Anniversary Celebration of the
March on Washington
Flashback: President Kennedy
introduces a civil rights bill and the nation's most influential leaders
call for a rally to signal their support. On August 28, 1963, a quarter
of a million people from all walks of life respond and come together at
the Lincoln Memorial in Washington, D.C. USA.
An assassin soon kills Kennedy. Vice President Johnson becomes President and signs the bill into law in
1964. To celebrate the march,
these and other events, all which are free, will take place in Washington,
Friday, Aug 22
9:00p Bearing Witness to a Dream Deferred. National Museum of American
History, Carmichael Auditorium, 14th and Constitution Avenue, NW. A roundtable
discussion with Congresspersons John Lewis (D-GA) and Eleanor
Holmes Norton (D-DC), and Rev. Walter E. Fauntroy, Plus, Student
Nonviolent Coordinating Committee (SNCC) field organizers and members of
the SNCC Freedom Singers, Rutha Mae Harris and Charles Neblett.
Screening of Brother Outsider - The Life of Bayard Rustin with special guests and post-screening discussion. The Kennedy Center for
The Performing Arts; 2700 F Street, NW. Pre-Screening Reception/Cash Bar,
reprint the following film review from the November 2002 - April 2003
print issue of Port of Harlem. Port Of Harlem also sponsored
an advanced screening on the film.
Brother Outsider: The Bayard Rustin
Bayard Rustin was one of the most prolific figures during
the Civil Rights Movement. The documentary Brother Outsider:
Life of Bayard Rustin, explores his life. PBS will air the film
Tuesday, January 21, 2003 at 10p ET (check local listings). "If one gets
out and begin to defend ones right and the rights of others, spiritual
growth takes place," was his constant battle cry.
One of his most significant contributions was his work
as the Coordinator and Executive Director for the 1963 March on Washington. He advised Dr. King and President Johnson. Rustin debated Malcolm X
and Kwame Toure.

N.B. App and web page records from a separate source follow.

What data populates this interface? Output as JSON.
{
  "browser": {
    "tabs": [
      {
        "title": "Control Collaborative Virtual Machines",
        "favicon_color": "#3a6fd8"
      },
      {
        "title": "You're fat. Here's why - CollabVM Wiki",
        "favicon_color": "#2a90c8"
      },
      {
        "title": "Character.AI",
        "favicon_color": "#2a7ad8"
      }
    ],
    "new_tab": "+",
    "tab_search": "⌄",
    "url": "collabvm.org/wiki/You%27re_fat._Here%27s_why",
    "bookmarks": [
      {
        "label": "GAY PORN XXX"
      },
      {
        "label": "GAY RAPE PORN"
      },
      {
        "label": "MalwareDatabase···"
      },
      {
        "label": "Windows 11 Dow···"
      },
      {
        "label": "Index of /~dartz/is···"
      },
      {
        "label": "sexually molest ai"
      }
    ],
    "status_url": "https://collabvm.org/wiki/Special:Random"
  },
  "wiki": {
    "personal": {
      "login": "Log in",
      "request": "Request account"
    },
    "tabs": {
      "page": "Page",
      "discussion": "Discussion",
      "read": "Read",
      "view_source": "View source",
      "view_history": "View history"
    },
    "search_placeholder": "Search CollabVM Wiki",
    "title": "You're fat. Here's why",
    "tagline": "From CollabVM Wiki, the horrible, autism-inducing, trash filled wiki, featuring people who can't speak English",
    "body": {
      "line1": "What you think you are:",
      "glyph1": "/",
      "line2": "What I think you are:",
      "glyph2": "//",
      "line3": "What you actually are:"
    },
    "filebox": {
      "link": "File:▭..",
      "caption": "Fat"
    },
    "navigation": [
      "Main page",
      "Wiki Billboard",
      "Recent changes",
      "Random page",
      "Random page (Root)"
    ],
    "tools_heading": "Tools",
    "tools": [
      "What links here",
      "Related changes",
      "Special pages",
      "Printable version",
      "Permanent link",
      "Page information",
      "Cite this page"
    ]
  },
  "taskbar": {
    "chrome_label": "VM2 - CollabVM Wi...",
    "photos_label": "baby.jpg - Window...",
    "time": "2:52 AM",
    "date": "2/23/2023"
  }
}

He was openly gay.
7:30p Prayer Vigil
at Lincoln Memorial
Eleanor Holmes Norton questioned it best when she
asked, "Why did he remain in the background, why was he the advisor to
this, that or the other great person, but never himself coming forward

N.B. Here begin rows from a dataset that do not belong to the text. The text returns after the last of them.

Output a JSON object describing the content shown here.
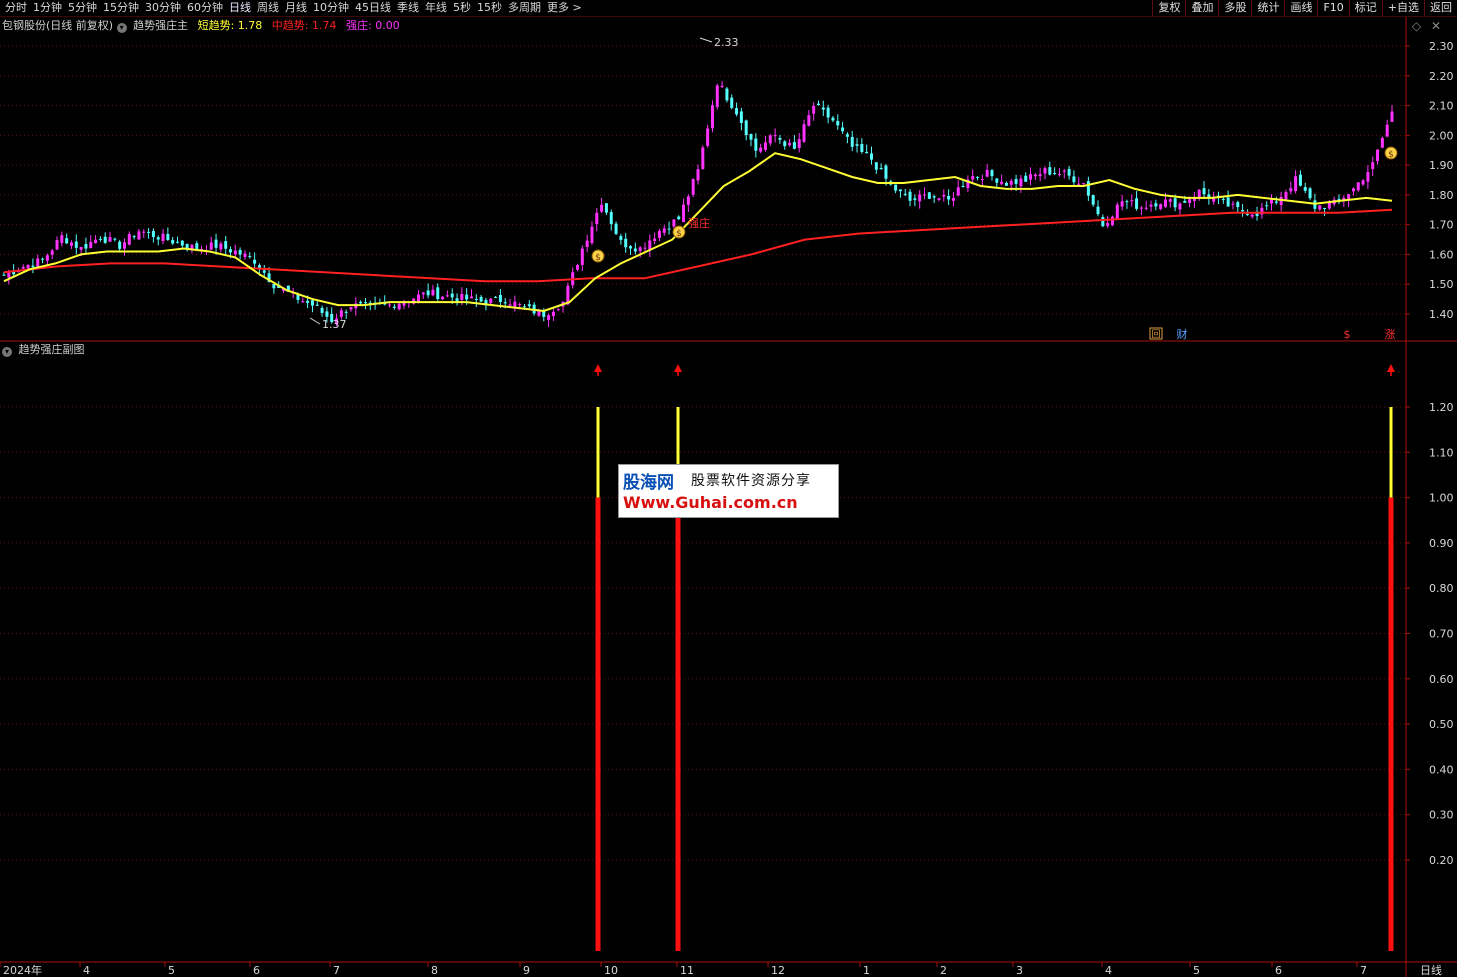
{
  "toolbar": {
    "periods": [
      "分时",
      "1分钟",
      "5分钟",
      "15分钟",
      "30分钟",
      "60分钟",
      "日线",
      "周线",
      "月线",
      "10分钟",
      "45日线",
      "季线",
      "年线",
      "5秒",
      "15秒",
      "多周期",
      "更多 >"
    ],
    "active_period": "日线",
    "right_buttons": [
      "复权",
      "叠加",
      "多股",
      "统计",
      "画线",
      "F10",
      "标记",
      "+自选",
      "返回"
    ]
  },
  "main_legend": {
    "title": "包钢股份(日线 前复权)",
    "indicator": "趋势强庄主",
    "items": [
      {
        "label": "短趋势: 1.78",
        "color": "#ffff33"
      },
      {
        "label": "中趋势: 1.74",
        "color": "#ff2020"
      },
      {
        "label": "强庄: 0.00",
        "color": "#ff33ff"
      }
    ]
  },
  "sub_legend": {
    "title": "趋势强庄副图"
  },
  "markers": {
    "high_label": "2.33",
    "low_label": "1.37",
    "strong_label": "强庄",
    "icon_hui": "回",
    "icon_cai": "财",
    "icon_dollar": "$",
    "icon_zhang": "涨"
  },
  "watermark": {
    "line1": "股海网",
    "line1_right": "股票软件资源分享",
    "line2": "Www.Guhai.com.cn"
  },
  "bottom_right_label": "日线",
  "colors": {
    "up": "#ff33ff",
    "down": "#55ffff",
    "short_trend": "#ffff33",
    "mid_trend": "#ff2020",
    "axis": "#aa1010",
    "grid": "#5a1010"
  },
  "chart_data": [
    {
      "type": "line",
      "title": "包钢股份(日线 前复权)",
      "ylim": [
        1.35,
        2.38
      ],
      "y_ticks": [
        1.4,
        1.5,
        1.6,
        1.7,
        1.8,
        1.9,
        2.0,
        2.1,
        2.2,
        2.3
      ],
      "x_tick_labels": [
        "2024年",
        "4",
        "5",
        "6",
        "7",
        "8",
        "9",
        "10",
        "11",
        "12",
        "1",
        "2",
        "3",
        "4",
        "5",
        "6",
        "7"
      ],
      "series": [
        {
          "name": "收盘",
          "values": [
            1.53,
            1.56,
            1.58,
            1.66,
            1.62,
            1.66,
            1.63,
            1.68,
            1.66,
            1.64,
            1.62,
            1.63,
            1.61,
            1.58,
            1.5,
            1.46,
            1.43,
            1.38,
            1.43,
            1.42,
            1.43,
            1.45,
            1.47,
            1.46,
            1.45,
            1.44,
            1.45,
            1.42,
            1.4,
            1.44,
            1.62,
            1.78,
            1.64,
            1.62,
            1.68,
            1.72,
            1.88,
            2.18,
            2.08,
            1.95,
            2.0,
            1.95,
            2.1,
            2.05,
            1.96,
            1.92,
            1.83,
            1.78,
            1.8,
            1.78,
            1.86,
            1.87,
            1.84,
            1.85,
            1.88,
            1.87,
            1.84,
            1.7,
            1.78,
            1.76,
            1.78,
            1.77,
            1.81,
            1.78,
            1.75,
            1.74,
            1.78,
            1.85,
            1.76,
            1.77,
            1.82,
            1.9,
            2.08
          ]
        },
        {
          "name": "短趋势",
          "values": [
            1.51,
            1.55,
            1.57,
            1.6,
            1.61,
            1.61,
            1.61,
            1.62,
            1.61,
            1.59,
            1.53,
            1.48,
            1.45,
            1.43,
            1.43,
            1.44,
            1.44,
            1.44,
            1.44,
            1.43,
            1.42,
            1.41,
            1.44,
            1.52,
            1.57,
            1.61,
            1.65,
            1.74,
            1.83,
            1.88,
            1.94,
            1.92,
            1.89,
            1.86,
            1.84,
            1.84,
            1.85,
            1.86,
            1.83,
            1.82,
            1.82,
            1.83,
            1.83,
            1.85,
            1.82,
            1.8,
            1.79,
            1.79,
            1.8,
            1.79,
            1.78,
            1.77,
            1.78,
            1.79,
            1.78
          ]
        },
        {
          "name": "中趋势",
          "values": [
            1.54,
            1.56,
            1.57,
            1.57,
            1.56,
            1.55,
            1.54,
            1.53,
            1.52,
            1.51,
            1.51,
            1.52,
            1.52,
            1.56,
            1.6,
            1.65,
            1.67,
            1.68,
            1.69,
            1.7,
            1.71,
            1.72,
            1.73,
            1.74,
            1.74,
            1.74,
            1.75
          ]
        }
      ]
    },
    {
      "type": "bar",
      "title": "趋势强庄副图",
      "ylim": [
        0,
        1.33
      ],
      "y_ticks": [
        0.2,
        0.3,
        0.4,
        0.5,
        0.6,
        0.7,
        0.8,
        0.9,
        1.0,
        1.1,
        1.2
      ],
      "signals": [
        {
          "date": "2024-09",
          "value": 1.2
        },
        {
          "date": "2024-10",
          "value": 1.2
        },
        {
          "date": "2025-07",
          "value": 1.2
        }
      ]
    }
  ]
}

in the full measure of his great talent?" She simply replied, "I think because
he recognized that in a world in which homosexuality was roundly condemned,
he would be a liability to movements or to those he advised."

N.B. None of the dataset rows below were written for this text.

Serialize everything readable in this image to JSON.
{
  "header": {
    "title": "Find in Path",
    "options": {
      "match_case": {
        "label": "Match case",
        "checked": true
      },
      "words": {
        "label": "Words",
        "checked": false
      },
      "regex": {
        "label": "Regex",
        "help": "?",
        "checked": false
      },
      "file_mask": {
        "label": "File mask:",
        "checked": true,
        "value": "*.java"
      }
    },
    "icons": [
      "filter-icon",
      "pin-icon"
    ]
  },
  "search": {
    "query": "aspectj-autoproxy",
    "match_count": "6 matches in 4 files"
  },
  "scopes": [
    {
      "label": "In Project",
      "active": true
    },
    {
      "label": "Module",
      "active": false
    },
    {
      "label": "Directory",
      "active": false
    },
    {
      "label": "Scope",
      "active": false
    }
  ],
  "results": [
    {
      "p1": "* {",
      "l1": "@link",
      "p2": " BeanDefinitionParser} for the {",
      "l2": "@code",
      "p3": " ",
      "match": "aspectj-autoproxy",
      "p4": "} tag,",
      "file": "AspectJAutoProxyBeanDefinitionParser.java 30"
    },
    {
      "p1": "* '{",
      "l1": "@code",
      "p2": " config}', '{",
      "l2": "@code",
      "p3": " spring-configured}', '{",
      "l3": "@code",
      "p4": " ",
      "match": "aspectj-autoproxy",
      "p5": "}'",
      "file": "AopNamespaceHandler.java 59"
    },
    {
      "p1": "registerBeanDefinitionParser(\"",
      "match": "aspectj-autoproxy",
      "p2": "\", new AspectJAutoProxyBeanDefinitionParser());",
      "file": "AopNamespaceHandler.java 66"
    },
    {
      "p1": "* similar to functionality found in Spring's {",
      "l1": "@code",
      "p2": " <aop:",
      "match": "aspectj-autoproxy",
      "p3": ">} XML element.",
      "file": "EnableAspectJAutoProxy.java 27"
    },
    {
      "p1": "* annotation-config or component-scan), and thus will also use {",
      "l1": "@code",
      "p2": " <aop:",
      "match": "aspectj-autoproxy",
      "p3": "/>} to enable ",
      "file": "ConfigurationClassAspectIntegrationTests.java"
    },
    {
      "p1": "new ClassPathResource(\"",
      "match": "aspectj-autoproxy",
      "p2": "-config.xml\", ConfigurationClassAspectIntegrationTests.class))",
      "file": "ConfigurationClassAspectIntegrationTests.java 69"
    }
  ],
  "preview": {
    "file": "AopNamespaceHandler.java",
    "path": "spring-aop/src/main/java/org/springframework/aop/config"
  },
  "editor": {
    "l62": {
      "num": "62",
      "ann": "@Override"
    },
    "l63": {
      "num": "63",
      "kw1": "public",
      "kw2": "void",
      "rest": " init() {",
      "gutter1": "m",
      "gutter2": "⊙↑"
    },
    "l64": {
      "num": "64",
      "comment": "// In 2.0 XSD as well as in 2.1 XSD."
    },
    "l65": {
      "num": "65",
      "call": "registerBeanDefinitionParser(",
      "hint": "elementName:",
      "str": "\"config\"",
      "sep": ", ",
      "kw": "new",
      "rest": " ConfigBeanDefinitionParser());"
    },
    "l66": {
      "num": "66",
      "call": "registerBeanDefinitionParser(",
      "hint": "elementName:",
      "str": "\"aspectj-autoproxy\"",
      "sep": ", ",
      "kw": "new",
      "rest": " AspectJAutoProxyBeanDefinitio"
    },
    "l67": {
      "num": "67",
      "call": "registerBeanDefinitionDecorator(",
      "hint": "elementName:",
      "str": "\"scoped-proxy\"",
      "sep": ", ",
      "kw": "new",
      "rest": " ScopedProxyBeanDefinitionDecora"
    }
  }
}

9:00p Spoken Word on
Washington (Open Mic Poetry) at Lincoln Memorial
Saturday, Aug. 23
11:00a - 1:00p - Session I - Workshop Teach-In at Lincoln
Memorial Reflecting Pool
1:00a - 3:00p Session II - Workshop Teach-In at Lincoln
Memorial Reflecting Pool
3:30 - 5:30p Mass Rally at Lincoln Memorial
Tuesday, August 26
6:30p - 8:30p Patrick
Henry Bass Booksigning
Bowie Town Center Mall
- Bowie, MD
Bass will discuss and sign Like a Mighty Stream: The March on Washington
August 28 1963.
Bass, the books editor
at Essence and coauthor of In Our Own Image, eschews dry, documented
history in favor of interviewing people who participated in the event
and writing from the heart. The result is a compelling, emotional narrative
that brings to life the trials and tribulations of Black Americans in the
era, the struggles over organizing the march and its resounding success.
Thursday, August 28
Let Freedom Ring
Kennedy Center Millennium Stage
Davis hosts an evening of reflections and music. Music by Metropolitan
Baptist Music Ministry and Georgetown University Gospel Choir.
Tuesday, September 2 - Tuesday, September 30, 2003
Photographer's Collective at International Visions Gallery
2927 Connecticut Avenue, NW
Images by Robert Houston and Port Of Harlem contributing photographer Jonathan B. French commemorate the 40th
Anniversary of the March on Washington. Opening Reception is
Saturday, September 7, 2003 from 6p - 8p.